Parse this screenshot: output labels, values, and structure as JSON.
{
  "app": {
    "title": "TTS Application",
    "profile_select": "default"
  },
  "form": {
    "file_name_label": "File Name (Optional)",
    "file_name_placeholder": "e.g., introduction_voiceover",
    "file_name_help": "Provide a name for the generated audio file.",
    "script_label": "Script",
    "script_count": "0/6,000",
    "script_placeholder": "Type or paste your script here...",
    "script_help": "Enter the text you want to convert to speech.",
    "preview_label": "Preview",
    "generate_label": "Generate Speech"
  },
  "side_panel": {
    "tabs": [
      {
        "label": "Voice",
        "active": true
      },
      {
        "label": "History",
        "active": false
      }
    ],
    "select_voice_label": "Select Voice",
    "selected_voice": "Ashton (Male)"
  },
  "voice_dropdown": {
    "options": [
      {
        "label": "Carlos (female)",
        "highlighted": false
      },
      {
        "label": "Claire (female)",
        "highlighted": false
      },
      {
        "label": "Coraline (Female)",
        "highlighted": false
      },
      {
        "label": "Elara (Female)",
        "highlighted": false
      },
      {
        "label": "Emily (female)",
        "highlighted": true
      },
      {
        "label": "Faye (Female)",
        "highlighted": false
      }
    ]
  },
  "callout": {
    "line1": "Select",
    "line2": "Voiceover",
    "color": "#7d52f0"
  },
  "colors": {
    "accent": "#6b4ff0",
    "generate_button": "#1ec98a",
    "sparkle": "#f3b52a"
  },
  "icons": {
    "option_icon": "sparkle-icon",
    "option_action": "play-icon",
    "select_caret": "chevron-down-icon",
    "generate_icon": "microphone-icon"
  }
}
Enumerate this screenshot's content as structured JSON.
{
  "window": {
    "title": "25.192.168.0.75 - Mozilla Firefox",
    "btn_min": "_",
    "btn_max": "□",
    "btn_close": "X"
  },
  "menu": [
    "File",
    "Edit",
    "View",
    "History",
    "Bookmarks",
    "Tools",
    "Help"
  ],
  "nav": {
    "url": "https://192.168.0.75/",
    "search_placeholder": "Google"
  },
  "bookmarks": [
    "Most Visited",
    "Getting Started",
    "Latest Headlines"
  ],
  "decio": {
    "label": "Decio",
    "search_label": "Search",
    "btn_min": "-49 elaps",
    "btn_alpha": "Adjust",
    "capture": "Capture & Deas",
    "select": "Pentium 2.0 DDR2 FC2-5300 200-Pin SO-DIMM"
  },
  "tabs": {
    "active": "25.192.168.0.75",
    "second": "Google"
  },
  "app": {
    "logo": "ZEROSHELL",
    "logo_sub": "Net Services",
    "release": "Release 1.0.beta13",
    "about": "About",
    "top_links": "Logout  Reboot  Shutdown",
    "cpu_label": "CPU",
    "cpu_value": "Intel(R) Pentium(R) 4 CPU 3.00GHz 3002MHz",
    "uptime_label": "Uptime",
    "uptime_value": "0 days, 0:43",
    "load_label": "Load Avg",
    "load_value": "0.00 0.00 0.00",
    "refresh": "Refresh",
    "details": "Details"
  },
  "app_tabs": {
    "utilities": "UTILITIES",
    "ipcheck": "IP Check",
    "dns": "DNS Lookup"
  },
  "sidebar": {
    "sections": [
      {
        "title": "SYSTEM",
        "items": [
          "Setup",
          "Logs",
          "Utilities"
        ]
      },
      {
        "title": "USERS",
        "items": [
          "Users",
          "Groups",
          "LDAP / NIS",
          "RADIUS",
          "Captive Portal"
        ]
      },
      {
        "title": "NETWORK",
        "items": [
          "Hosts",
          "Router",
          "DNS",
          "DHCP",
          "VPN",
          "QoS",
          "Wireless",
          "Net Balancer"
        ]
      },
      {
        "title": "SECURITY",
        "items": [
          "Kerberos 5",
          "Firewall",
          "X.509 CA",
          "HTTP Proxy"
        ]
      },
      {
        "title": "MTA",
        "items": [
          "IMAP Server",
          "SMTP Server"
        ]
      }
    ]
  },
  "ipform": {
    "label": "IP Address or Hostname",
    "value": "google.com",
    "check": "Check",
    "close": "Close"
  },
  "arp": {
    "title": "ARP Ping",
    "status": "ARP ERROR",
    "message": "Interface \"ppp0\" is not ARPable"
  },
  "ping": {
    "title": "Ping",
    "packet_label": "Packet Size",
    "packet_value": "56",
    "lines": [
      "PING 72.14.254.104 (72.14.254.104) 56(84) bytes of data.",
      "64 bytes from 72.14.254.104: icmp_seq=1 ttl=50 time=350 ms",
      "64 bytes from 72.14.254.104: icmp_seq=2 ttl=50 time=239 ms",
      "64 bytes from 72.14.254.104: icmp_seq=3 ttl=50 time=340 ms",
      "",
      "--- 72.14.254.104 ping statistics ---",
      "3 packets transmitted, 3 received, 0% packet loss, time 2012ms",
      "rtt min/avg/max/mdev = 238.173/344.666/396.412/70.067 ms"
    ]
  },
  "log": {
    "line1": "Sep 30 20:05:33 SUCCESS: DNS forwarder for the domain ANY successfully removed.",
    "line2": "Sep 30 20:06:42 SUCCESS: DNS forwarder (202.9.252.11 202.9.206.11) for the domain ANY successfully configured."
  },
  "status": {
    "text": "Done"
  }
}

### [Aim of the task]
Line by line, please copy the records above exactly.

### [Reply to the exercise]
Parse this screenshot: output labels, values, and structure as JSON.
{
  "app": {
    "title": "TTS Application",
    "profile_select": "default"
  },
  "form": {
    "file_name_label": "File Name (Optional)",
    "file_name_placeholder": "e.g., introduction_voiceover",
    "file_name_help": "Provide a name for the generated audio file.",
    "script_label": "Script",
    "script_count": "0/6,000",
    "script_placeholder": "Type or paste your script here...",
    "script_help": "Enter the text you want to convert to speech.",
    "preview_label": "Preview",
    "generate_label": "Generate Speech"
  },
  "side_panel": {
    "tabs": [
      {
        "label": "Voice",
        "active": true
      },
      {
        "label": "History",
        "active": false
      }
    ],
    "select_voice_label": "Select Voice",
    "selected_voice": "Ashton (Male)"
  },
  "voice_dropdown": {
    "options": [
      {
        "label": "Carlos (female)",
        "highlighted": false
      },
      {
        "label": "Claire (female)",
        "highlighted": false
      },
      {
        "label": "Coraline (Female)",
        "highlighted": false
      },
      {
        "label": "Elara (Female)",
        "highlighted": false
      },
      {
        "label": "Emily (female)",
        "highlighted": true
      },
      {
        "label": "Faye (Female)",
        "highlighted": false
      }
    ]
  },
  "callout": {
    "line1": "Select",
    "line2": "Voiceover",
    "color": "#7d52f0"
  },
  "colors": {
    "accent": "#6b4ff0",
    "generate_button": "#1ec98a",
    "sparkle": "#f3b52a"
  },
  "icons": {
    "option_icon": "sparkle-icon",
    "option_action": "play-icon",
    "select_caret": "chevron-down-icon",
    "generate_icon": "microphone-icon"
  }
}
Enumerate this screenshot's content as structured JSON.
{
  "window": {
    "title": "25.192.168.0.75 - Mozilla Firefox",
    "btn_min": "_",
    "btn_max": "□",
    "btn_close": "X"
  },
  "menu": [
    "File",
    "Edit",
    "View",
    "History",
    "Bookmarks",
    "Tools",
    "Help"
  ],
  "nav": {
    "url": "https://192.168.0.75/",
    "search_placeholder": "Google"
  },
  "bookmarks": [
    "Most Visited",
    "Getting Started",
    "Latest Headlines"
  ],
  "decio": {
    "label": "Decio",
    "search_label": "Search",
    "btn_min": "-49 elaps",
    "btn_alpha": "Adjust",
    "capture": "Capture & Deas",
    "select": "Pentium 2.0 DDR2 FC2-5300 200-Pin SO-DIMM"
  },
  "tabs": {
    "active": "25.192.168.0.75",
    "second": "Google"
  },
  "app": {
    "logo": "ZEROSHELL",
    "logo_sub": "Net Services",
    "release": "Release 1.0.beta13",
    "about": "About",
    "top_links": "Logout  Reboot  Shutdown",
    "cpu_label": "CPU",
    "cpu_value": "Intel(R) Pentium(R) 4 CPU 3.00GHz 3002MHz",
    "uptime_label": "Uptime",
    "uptime_value": "0 days, 0:43",
    "load_label": "Load Avg",
    "load_value": "0.00 0.00 0.00",
    "refresh": "Refresh",
    "details": "Details"
  },
  "app_tabs": {
    "utilities": "UTILITIES",
    "ipcheck": "IP Check",
    "dns": "DNS Lookup"
  },
  "sidebar": {
    "sections": [
      {
        "title": "SYSTEM",
        "items": [
          "Setup",
          "Logs",
          "Utilities"
        ]
      },
      {
        "title": "USERS",
        "items": [
          "Users",
          "Groups",
          "LDAP / NIS",
          "RADIUS",
          "Captive Portal"
        ]
      },
      {
        "title": "NETWORK",
        "items": [
          "Hosts",
          "Router",
          "DNS",
          "DHCP",
          "VPN",
          "QoS",
          "Wireless",
          "Net Balancer"
        ]
      },
      {
        "title": "SECURITY",
        "items": [
          "Kerberos 5",
          "Firewall",
          "X.509 CA",
          "HTTP Proxy"
        ]
      },
      {
        "title": "MTA",
        "items": [
          "IMAP Server",
          "SMTP Server"
        ]
      }
    ]
  },
  "ipform": {
    "label": "IP Address or Hostname",
    "value": "google.com",
    "check": "Check",
    "close": "Close"
  },
  "arp": {
    "title": "ARP Ping",
    "status": "ARP ERROR",
    "message": "Interface \"ppp0\" is not ARPable"
  },
  "ping": {
    "title": "Ping",
    "packet_label": "Packet Size",
    "packet_value": "56",
    "lines": [
      "PING 72.14.254.104 (72.14.254.104) 56(84) bytes of data.",
      "64 bytes from 72.14.254.104: icmp_seq=1 ttl=50 time=350 ms",
      "64 bytes from 72.14.254.104: icmp_seq=2 ttl=50 time=239 ms",
      "64 bytes from 72.14.254.104: icmp_seq=3 ttl=50 time=340 ms",
      "",
      "--- 72.14.254.104 ping statistics ---",
      "3 packets transmitted, 3 received, 0% packet loss, time 2012ms",
      "rtt min/avg/max/mdev = 238.173/344.666/396.412/70.067 ms"
    ]
  },
  "log": {
    "line1": "Sep 30 20:05:33 SUCCESS: DNS forwarder for the domain ANY successfully removed.",
    "line2": "Sep 30 20:06:42 SUCCESS: DNS forwarder (202.9.252.11 202.9.206.11) for the domain ANY successfully configured."
  },
  "status": {
    "text": "Done"
  }
}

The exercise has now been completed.